- Ten presidential contenders, including progressive favorites Sens. Elizabeth Warren and Bernie Sanders, will face off Tuesday evening in Detroit for the first night of the second Democratic debates.
- The other eight candidates appearing Tuesday will be looking to create a moment that can propel them out of the single digits.
- The debate will begin at 8 p.m. ET and last about 2½ hours, according to debate host CNN. It will air on CNN and be streamed live on CNN.com.
Ten presidential contenders, including progressive favorites Sens. Elizabeth Warren and Bernie Sanders, will face off Tuesday evening in Detroit for the first night of the second Democratic debates.
The debate will begin at 8 p.m. ET and last about 2½ hours, according to debate host CNN. It will air on CNN and be streamed live on CNN.com.
The most attention will be paid to Warren and Sanders, who will stand at center stage. With former Vice President Joe Biden, the front-runner, scheduled to debate Wednesday, the two progressives will be Tuesday night's highest-polling candidates. Warren represents Massachusetts and Sanders represents Vermont.
Warren and Sanders are unlikely to have the sort of viral clash that erupted between Sen. Kamala Harris and Biden at the first debate last month.

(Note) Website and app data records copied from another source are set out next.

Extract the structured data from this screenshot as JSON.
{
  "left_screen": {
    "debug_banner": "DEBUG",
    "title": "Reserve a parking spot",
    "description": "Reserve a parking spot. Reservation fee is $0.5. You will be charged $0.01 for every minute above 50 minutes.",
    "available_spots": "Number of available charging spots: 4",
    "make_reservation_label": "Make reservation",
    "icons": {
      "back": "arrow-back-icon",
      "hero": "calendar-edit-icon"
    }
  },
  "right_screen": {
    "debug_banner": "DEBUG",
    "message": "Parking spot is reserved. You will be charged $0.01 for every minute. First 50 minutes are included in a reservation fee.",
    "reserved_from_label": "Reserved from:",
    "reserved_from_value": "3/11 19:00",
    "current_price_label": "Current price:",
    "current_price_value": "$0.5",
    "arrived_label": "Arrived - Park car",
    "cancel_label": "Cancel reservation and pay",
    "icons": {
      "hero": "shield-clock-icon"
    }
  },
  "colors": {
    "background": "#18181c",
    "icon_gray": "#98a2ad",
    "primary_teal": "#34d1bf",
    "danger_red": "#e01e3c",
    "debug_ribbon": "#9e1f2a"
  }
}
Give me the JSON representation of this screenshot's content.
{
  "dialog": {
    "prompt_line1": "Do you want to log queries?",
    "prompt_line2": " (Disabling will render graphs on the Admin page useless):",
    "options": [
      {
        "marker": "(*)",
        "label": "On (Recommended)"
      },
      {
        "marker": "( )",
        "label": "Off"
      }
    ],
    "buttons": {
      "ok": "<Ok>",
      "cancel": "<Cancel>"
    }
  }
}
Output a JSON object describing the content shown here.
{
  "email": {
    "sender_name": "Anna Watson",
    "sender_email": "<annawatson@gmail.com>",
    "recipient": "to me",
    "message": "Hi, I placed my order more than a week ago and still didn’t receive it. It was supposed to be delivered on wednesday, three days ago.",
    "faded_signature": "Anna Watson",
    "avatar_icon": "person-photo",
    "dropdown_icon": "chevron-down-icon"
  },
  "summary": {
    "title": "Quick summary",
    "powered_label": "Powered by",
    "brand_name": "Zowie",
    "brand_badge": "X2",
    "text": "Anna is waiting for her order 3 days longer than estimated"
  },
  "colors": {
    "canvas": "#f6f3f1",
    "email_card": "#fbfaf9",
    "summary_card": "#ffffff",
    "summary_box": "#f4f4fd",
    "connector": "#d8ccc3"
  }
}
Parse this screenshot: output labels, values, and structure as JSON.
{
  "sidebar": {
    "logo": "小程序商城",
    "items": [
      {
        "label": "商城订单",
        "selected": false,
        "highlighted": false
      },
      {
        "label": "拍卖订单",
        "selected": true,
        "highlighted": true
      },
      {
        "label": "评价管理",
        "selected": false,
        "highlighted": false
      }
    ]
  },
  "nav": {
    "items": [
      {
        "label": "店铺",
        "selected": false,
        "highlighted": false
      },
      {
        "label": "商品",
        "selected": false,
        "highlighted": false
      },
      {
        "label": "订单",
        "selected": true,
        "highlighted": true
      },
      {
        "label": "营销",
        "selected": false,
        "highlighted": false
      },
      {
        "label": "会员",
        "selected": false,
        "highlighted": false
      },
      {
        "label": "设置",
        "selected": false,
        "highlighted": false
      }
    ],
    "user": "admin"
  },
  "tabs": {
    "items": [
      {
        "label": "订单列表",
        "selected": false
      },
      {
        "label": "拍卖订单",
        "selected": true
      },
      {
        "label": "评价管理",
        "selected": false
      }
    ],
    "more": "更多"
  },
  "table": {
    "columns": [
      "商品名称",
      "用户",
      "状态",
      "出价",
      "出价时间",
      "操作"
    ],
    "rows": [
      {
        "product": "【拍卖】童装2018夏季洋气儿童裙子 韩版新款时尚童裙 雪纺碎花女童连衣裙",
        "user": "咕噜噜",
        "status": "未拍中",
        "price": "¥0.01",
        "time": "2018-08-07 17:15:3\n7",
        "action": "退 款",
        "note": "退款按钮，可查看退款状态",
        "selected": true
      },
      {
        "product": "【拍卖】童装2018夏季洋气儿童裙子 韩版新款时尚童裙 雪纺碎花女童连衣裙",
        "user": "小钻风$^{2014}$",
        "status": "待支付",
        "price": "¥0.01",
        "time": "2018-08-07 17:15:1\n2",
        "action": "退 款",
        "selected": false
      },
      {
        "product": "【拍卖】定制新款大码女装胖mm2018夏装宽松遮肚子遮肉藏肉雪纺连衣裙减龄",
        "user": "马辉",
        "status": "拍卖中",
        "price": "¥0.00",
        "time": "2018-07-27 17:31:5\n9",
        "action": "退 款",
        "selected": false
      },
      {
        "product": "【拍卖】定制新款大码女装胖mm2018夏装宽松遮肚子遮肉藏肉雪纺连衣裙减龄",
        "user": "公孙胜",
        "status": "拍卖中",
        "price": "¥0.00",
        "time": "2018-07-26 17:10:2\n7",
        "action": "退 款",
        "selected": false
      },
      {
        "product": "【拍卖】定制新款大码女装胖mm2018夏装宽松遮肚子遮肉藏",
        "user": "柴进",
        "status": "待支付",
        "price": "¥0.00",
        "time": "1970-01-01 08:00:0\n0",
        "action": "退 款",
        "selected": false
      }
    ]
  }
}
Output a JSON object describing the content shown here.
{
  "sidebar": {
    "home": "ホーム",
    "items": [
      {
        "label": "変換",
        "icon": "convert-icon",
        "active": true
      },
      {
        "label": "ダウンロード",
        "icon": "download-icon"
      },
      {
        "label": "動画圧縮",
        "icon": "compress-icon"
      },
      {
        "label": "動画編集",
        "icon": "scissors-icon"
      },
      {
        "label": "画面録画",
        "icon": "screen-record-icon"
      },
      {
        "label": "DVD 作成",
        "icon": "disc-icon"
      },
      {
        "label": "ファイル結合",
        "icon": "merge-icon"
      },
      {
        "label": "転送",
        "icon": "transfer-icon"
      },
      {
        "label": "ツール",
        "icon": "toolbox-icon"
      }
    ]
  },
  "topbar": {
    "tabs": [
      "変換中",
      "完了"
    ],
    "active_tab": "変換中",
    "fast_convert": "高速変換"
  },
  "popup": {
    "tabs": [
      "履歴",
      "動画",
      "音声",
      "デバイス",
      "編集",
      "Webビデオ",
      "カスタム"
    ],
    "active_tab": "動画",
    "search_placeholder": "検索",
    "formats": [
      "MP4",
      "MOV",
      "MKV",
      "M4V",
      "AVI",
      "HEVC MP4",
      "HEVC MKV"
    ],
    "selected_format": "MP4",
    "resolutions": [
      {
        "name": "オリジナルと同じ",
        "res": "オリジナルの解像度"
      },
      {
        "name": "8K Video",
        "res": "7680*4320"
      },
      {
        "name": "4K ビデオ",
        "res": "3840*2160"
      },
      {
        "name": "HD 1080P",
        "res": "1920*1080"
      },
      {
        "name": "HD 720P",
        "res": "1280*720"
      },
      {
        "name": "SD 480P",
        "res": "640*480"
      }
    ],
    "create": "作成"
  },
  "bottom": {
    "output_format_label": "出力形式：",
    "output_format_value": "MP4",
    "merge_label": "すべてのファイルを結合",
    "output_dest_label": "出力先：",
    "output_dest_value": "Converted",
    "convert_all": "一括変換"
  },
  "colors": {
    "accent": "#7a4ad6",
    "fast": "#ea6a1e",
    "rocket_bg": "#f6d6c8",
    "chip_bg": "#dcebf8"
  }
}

The two senators broadly agree on major issues, such as restraining the power of big business and "Medicare for All." Sanders, asked recently what viewers should expect from the pairing's appearance on the debate stage, said, "Intelligence."
Warren and Sanders are the only two of Tuesday's candidates polling in the double digits.
Joining them, from left to right on stage, will be author Marianne Williamson; Rep. Tim Ryan, D-Ohio; Sen. Amy Klobuchar, D-Minn.; South Bend, Indiana, Mayor Pete Buttigieg; former Texas Rep. Beto O'Rourke; former Colorado Gov. John Hickenlooper; former Maryland Rep. John Delaney; and Montana Gov. Steve Bullock.
The other eight candidates appearing Tuesday will be looking to create a moment that can propel them out of the single digits.
To make the cutoff for the third debate, scheduled for September, candidates will have to meet higher polling and contribution thresholds.
More than half the candidates appearing Tuesday — all except for Warren, Sanders, Buttigieg and O'Rourke — are polling below the 2% requirement set by the Democratic National Committee, according to an average compiled by Real Clear Politics.
The presence of the race's most prominent progressives may provide fodder for those to their right. Some moderates, such as Klobuchar, Hickenlooper and Delaney, have already signaled they may challenge Sanders and Warren over health care.
There will be one new face. Bullock will be the only candidate to appear for the first time on the debate stage. The Montana governor, the only Democratic contender elected to statewide office in 2016 in a state Trump won, did not make the cut for the first debates in Miami last month.
Notably, despite a field featuring a number of candidates of color, all of the candidates debating Tuesday are white. The debate lineups were selected by a random draw live on television.
The debate format calls for each candidate to deliver 60-second opening and closing statements, and the same amount of time for responses to questions from the moderators. Candidates will have 30 seconds for rebuttals to their rivals.
Ahead of the debate, CNN announced that it will not ask any show-of-hand questions. Candidates attacked by name will have 30 seconds to respond. Candidates who consistently interrupt will have their time reduced, the network said.
The moderators are Dana Bash, Don Lemon and Jake Tapper.